Adam bases his knowledge partly on written sources, partly on oral communication. He made diligent use of the records and manuscripts in the archives of his church, as well as of the official documents of popes and kings. He also knew the work of preceding chroniclers, such as Einhard and Gregory of Tours. Besides this, he was well versed in the writings of ancient Roman authors. He cites from Virgil, Horace, Lucan, Juvenal, Persius, Cicero, Sallust, Orosius, Solinus, and Martianus Capella. He also quotes from the Venerable Bede and the Latin Fathers, Ambrose, Jerome, Gregory the Great. But his most valuable information was obtained orally from persons who had actually visited the lands which he describes. The most notable of these witnesses is the Danish King Svend Estridson, “who remembered all the deeds of the barbarians as if they had been written down” (II, 41). Adam‘s journey to this king, undertaken for the express purpose of obtaining information, has been mentioned. He also learned much from Archbishop Adalbert himself, who took great interest in the Northern missions and was well informed about the lands where they were located. Much information was imparted to him also by the traders and missionaries who were continually passing through Bremen, the great center for all travel to and from the North. Adam assures us repeatedly that he has taken great pains to make his account both truthful and accurate. “If I have not been able to write well”, so he says in his epilogue, “I have at any rate written truthfully, using as authorities those who are best informed about the subject.”

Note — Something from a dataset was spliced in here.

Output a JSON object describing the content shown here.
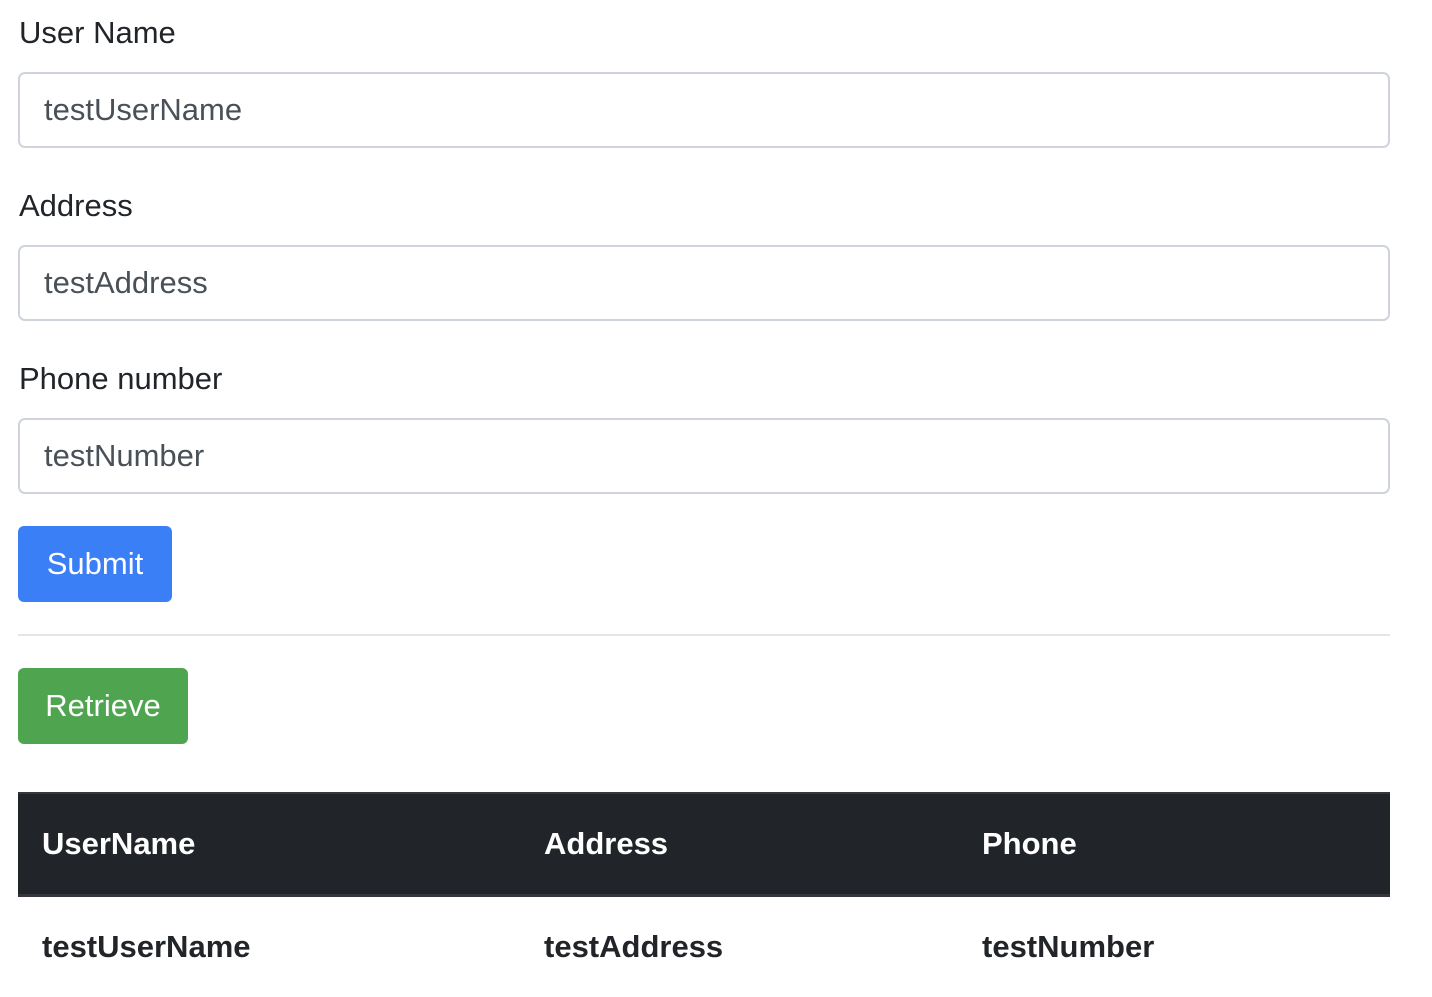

As for the style in which the work is written, it cannot receive unqualified praise. It is closely modeled on Sallust, whole phrases and sentences from that author being often incorporated in Adam‘s work. Besides being obscure and difficult, his Latin shows a number of Germanisms, and is not free from positive grammatical errors. Of the manuscripts of the “Gesta” none are older than the thirteenth century, excepting one at Leyden, which, however, is very fragmentary. The best manuscript is at Vienna. The first edition was brought out by Andreas Severinus Velleius (Vedel), at Copenhagen, in 1579. Two subsequent editions were published at Hamburg, in 1595 and 1609 respectively, by Erpold Lindenbruch, a canon of the Hamburg Church; a fourth edition by Joachim Johannes Maderus appeared at Helmstadt in 1670; it is based on the preceding one. The best edition is that of Lappenberg in Pertz “Monum. Germ. Hist. Scriptores” (1846) VII, 267-293, reprinted in P.L., CXLVI, and reedited by Waitz in “Script. rer. Germ.” (Hanover, 1876). The best translation is the German one by J. C. M. Laurent in “Geschichtschreiber der deutschen Vorzeit” (Berlin, 1850, ed. by Wattenbach; 2d edition, revised by Wattenbach, Berlin, 1893). (See Pre-Columbian Discovery of America.)
ARTHUR J. REMY